By the way, Polish collaborators played an important role in the security system created by the Nazi occupation authorities on Polish territory. The Poles loyal to the Third Reich met with a favorable attitude on the part of the Nazis and were even recognized as “racially full”. Polish citizens were equipped with so-called. "Blue Police", subordinated to the German police and used in the fight against the guerrilla and anti-fascist movement, in the protection of Jewish ghettos. Only Soviet troops captured more than 60 thousand Wehrmacht soldiers from among the citizens of Poland. Although a significant part of the Poles fought against Hitler's Germany, it must not be forgotten that there were many collaborators among the Poles, and, unlike the USSR, many representatives of the Polish elite joined the collaborationists.
When Hitler Germany attacked Poland in September 1939, it was only a conflict between two former “accomplices” over the dismemberment of Czechoslovakia.

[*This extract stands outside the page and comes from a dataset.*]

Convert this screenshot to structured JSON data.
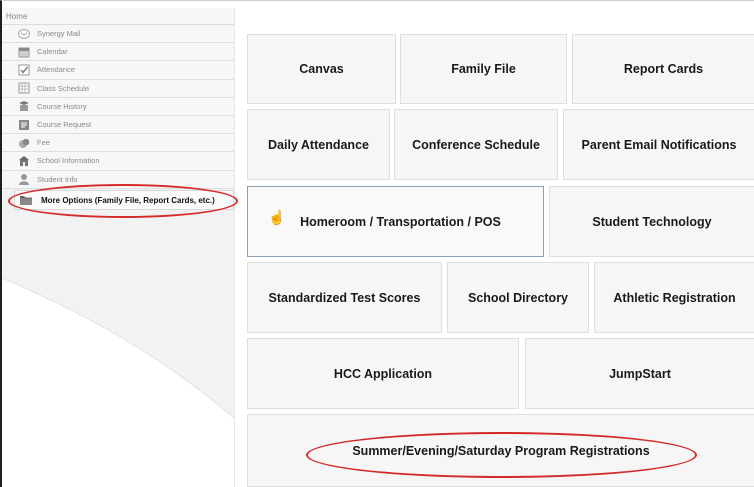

There is nothing surprising in the fact that the Soviet Union did not defend the absolutely Russophobic and anti-Soviet regime of Poland from the Nazis. This would be equivalent to the fact that a normal person would intervene in a fight between two criminals that arose over the sharing of stolen loot. By the way, the German attack on Poland itself became possible, including thanks to the annexation of Czechoslovakia, after which part of the Czechoslovak lands became part of the protectorate of Bohemia and Moravia, and some became part of the puppet Slovakia, allied to Hitler. That is, Poland dug his own grave with his own hands. Then Marshal Rydz-Smigly personally refused to give permission to the Red Army to pass through Polish territory, effectively depriving Poland of the only possible defense against Nazi Germany.
Now the Polish leadership is trying to present the situation as if it were the Soviet Union, not Poland, in collusion with Hortic Hungary and Hitler Germany divided the territory of Czechoslovakia in 1938, and before that he had welcomed the takeover of Austria. It is Poland that, along with Germany and its other allies, bears the most direct blame for the outbreak of World War II, which, by the way, actually began not with an attack on Poland, but with the division of Czechoslovakia and the destruction of an independent Czechoslovak state. This section took place with the connivance of the West and the direct participation of Poland.